The Lullaby Trust (2019) recommends a room temperature between 16°C to 20°C for your baby, which can be tricky in hot weather. To help the room cool down, open the windows and doors, I also use a fan, making sure that it’s not pointing directly at baby. I also only let Jonas sleep in his nappy with a sleeping bag on as you can always add blankets if the night comes in cooler. On the other side of the coin babies shouldn’t wear a hat to sleep in even if it is in the thick of those chilly winter months, this,is because they maintain their temperature through their heads.
Weaning al fresco on a blanket in the summer can be fun and is easier to clean up afterward). If you’re making your own baby food from seasonal produce, the time of year they are ready to wean in might mean you can offer them an abundance of ripe summer fruit or comforting root vegetables. Their first tastes won’t dictate their preferences for life, so just offer your baby a variety of tasty seasonal fruit and veg alongside starch and protein.
You might think potty training in warmer weather sounds preferable, compared to wet legs and tears in November and it probably is, to be honest!
Summer birthday parties with paddling pools and outside entertainment are certainly easier to manage than a bunch of crazy children inside your house in the winter, I’ve also found that most places to visit for a little ones birthday in the winter months proves difficult as most places close down for the off season. Regardless, you can’t predict the British weather.
Some people may not agree with me here but from my experience summer-born babies (Hamish) may need some extra support at school, as children born in July or August tend to perform less well than their autumn and winter-born peers. This is not because they’re less intelligent, simply because they are nearly a whole year younger. I E been reassured not to worry too much though, as the gap shrinks in secondary school and has shortened even further by the time they are 16.
Whatever season your baby is born in; there are many joys and challenges. Some parents love the long lazy days and buzz of the summer. Others will tell you that hibernating with a winter baby is the best thing ever. Either way, enjoy it. And remember, you can still have summer strolls and winter cuddles with a six-month old.
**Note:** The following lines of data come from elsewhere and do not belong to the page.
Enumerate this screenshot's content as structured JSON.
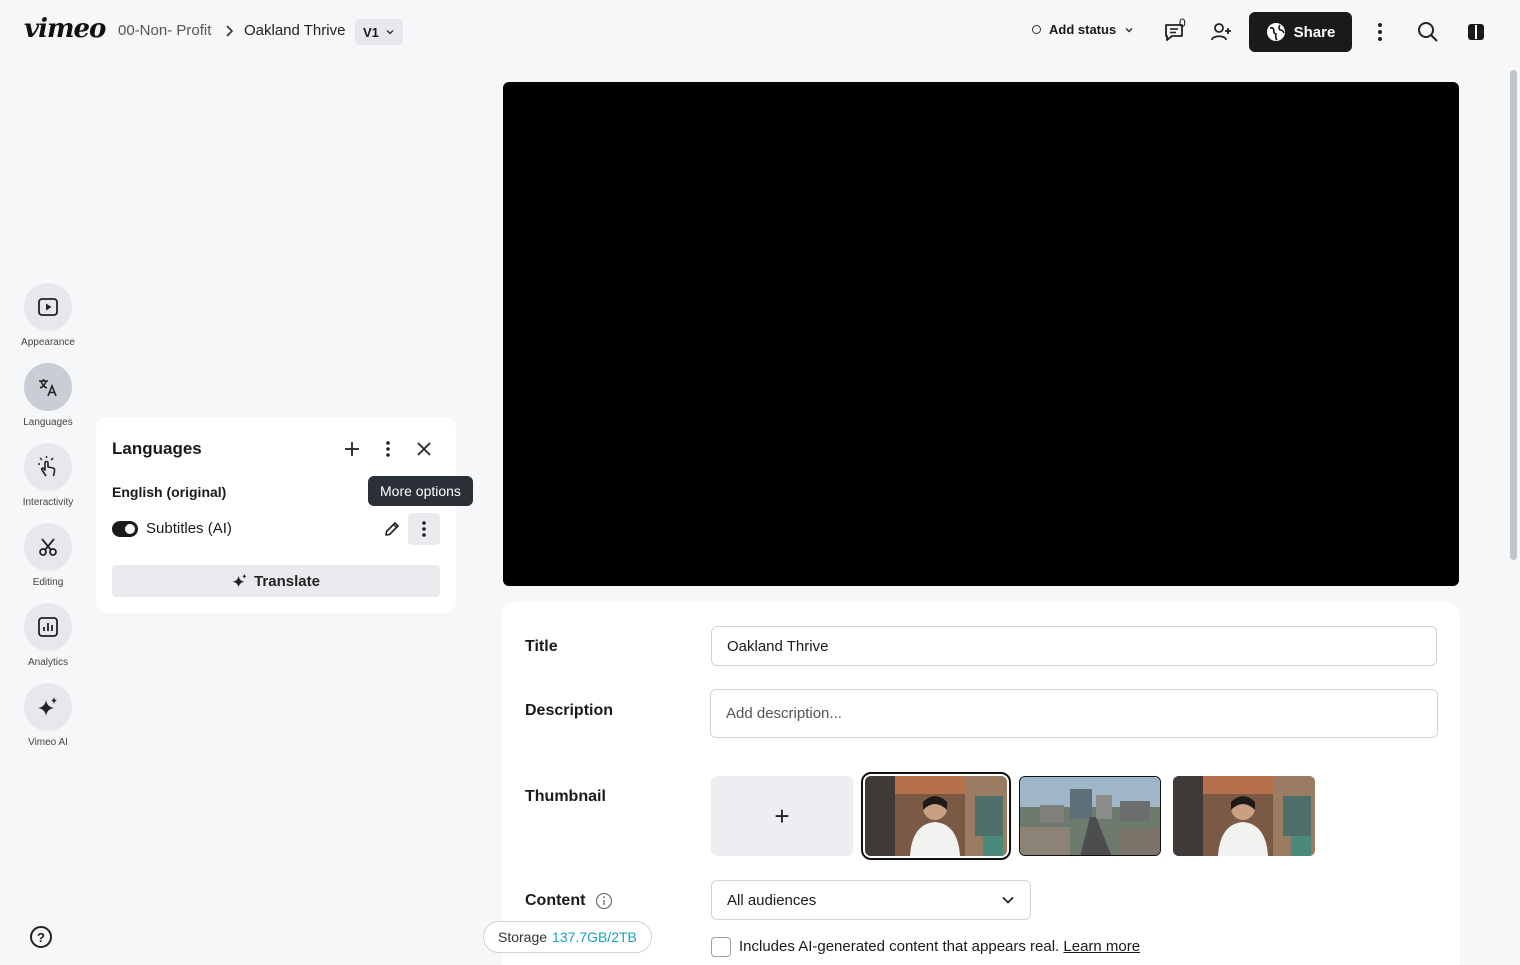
{
  "header": {
    "logo": "vimeo",
    "breadcrumb": [
      "00-Non- Profit",
      "Oakland Thrive"
    ],
    "version": "V1",
    "status_label": "Add status",
    "comment_count": "0",
    "share_label": "Share"
  },
  "rail": {
    "items": [
      {
        "label": "Appearance",
        "icon": "play-square-icon"
      },
      {
        "label": "Languages",
        "icon": "translate-icon"
      },
      {
        "label": "Interactivity",
        "icon": "tap-hand-icon"
      },
      {
        "label": "Editing",
        "icon": "scissors-icon"
      },
      {
        "label": "Analytics",
        "icon": "bar-chart-icon"
      },
      {
        "label": "Vimeo AI",
        "icon": "sparkle-icon"
      }
    ],
    "active": "Languages"
  },
  "languages_panel": {
    "title": "Languages",
    "language": "English (original)",
    "track_label": "Subtitles (AI)",
    "track_enabled": true,
    "translate_label": "Translate",
    "tooltip": "More options"
  },
  "details": {
    "title_label": "Title",
    "title_value": "Oakland Thrive",
    "description_label": "Description",
    "description_placeholder": "Add description...",
    "thumbnail_label": "Thumbnail",
    "content_label": "Content",
    "content_value": "All audiences",
    "ai_text": "Includes AI-generated content that appears real.",
    "learn_more": "Learn more"
  },
  "storage": {
    "label": "Storage",
    "value": "137.7GB/2TB"
  },
  "colors": {
    "accent": "#17a2c5",
    "dark": "#1a1a1a",
    "background": "#f6f7f9"
  }
}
Much love Rebecca
This was so refreshing to read for me, a 65 year old, retired Kindergarten teacher, mother of 2. My sons were both born in spring, as I got my fertility wish to get pregnant in late summer and avoid being pregnant then. So I don’t have all these other perspectives! Your voice is a breath of fresh air every time, thanks!
Ute Heggen, author, In the Curated Woods